(PhysOrg.com) -- It started out with a simple question among a group of scientists from the University of South Florida, San Diego State University and the University of Chicago: Now that scientists have successfully decoded a number of genomes, what gene turns out to be the most common and abundant?
What began as a passing curiosity from the team of scientists, which included USF College of Marine Science researcher Mya Breitbart, has now turned up new insight into the genes that comprise all life. Transposases - so called “selfish DNA” - are the most common and abundant genes on Earth! The abundance and widespread nature of these genes suggests that they play a critical role in evolution and the maintenance of biological diversity.
Because of their unique behavior, transposases have earned several monikers in the scientific community. Some have nicknamed them “selfish” genes because their only known function is to spread themselves around, the scientists said. Transposases are also known as “jumping DNA” due to their ability to move within and between organisms, producing ever-changing genetic materials.
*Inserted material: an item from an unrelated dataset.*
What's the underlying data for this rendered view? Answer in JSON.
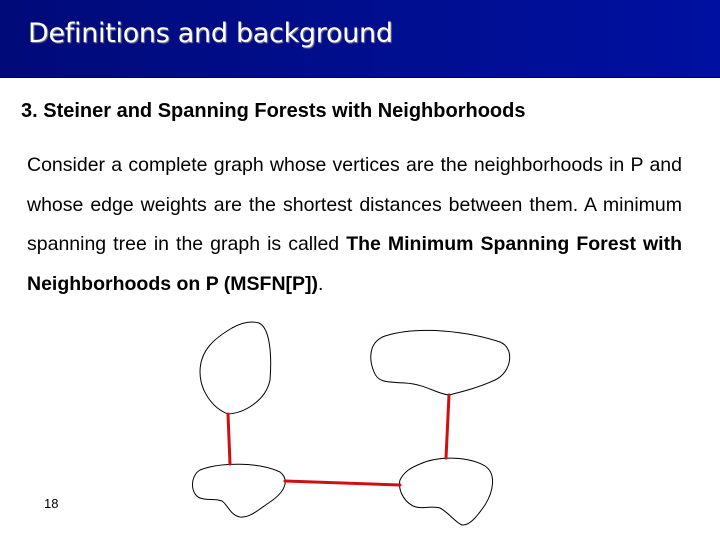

“We also call them ‘cut and paste’ genes,” Breitbart said. “They keep changing and moving, and can also sometimes bring other genes along with them”
The findings are drawing interest not just because they represent a novel look at a common piece of DNA, but because of the massive computational task involved in the project. The project, which was recently published in the journal Nucleic Acid Research, was led by San Diego State University and used one of the world’s fastest computers at Argonne National Laboratory in Illinois for the herculean effort.
The group analyzed 10 million protein-encoding genes and gene tags in thousands of sequenced bacterial, archaeal, eukaryotic and viral genomes, as well as hundreds of environmental community metagenomes.
The clear winner was the transposase, a gene which scientists often use in research projects to perform a variety of experiments to mutate, disrupt or knockout genes in the organisms they are studying. But transposases also can bring new functions and create diversity in an organism, Breitbart said.
"We have presented these data at several different meetings, and when we ask scientists to guess the top 3 genes, they rarely make the right guess,” said Robert Edwards, an assistant professor of computer science and biology at SDSU and the team leader. “Transposase genes are so ubiquitous in genomes that they are not noticed. They are able to move from spot to spot, causing mutations and rearrangements that are often detrimental, but that occasionally help an organism survive."
Textbooks have taught scientists that the enzyme that fixes carbon dioxide during photosynthesis is the most abundant enzyme on earth, and it is often assumed that the gene encoding this enzyme would also be the most abundant. Ramy K. Aziz, the lead author of the paper and a researcher at Cairo University currently training at San Diego State, said the scientists were expecting this, or other essential genes to be at the top of their list, but were surprised that transposases - considered by some scientists to be “junk” DNA - dominated the known genetic universe.
The genes, though, do retain some mystery. They aren’t evenly distributed throughout the natural world, some genomes have many of them while they are absent in other genomes, Breitbart said. “We are really just starting to understand the presence and role of transposases in the environment. These extremely successful genes are spreading their DNA around; making many copies of themselves and invading all types of life.”
"Before this study, it was known that transposable elements make up to 40 percent of the human genome; however, there has not been a comprehensive assessment of such genes in different ecosystems,” Aziz said. “Now we know that almost every ecosystem sampled to date has a substantial number of these genes, which are known to accelerate mutation and diversification processes, thus driving evolution of different organisms."
Provided by University of South Florida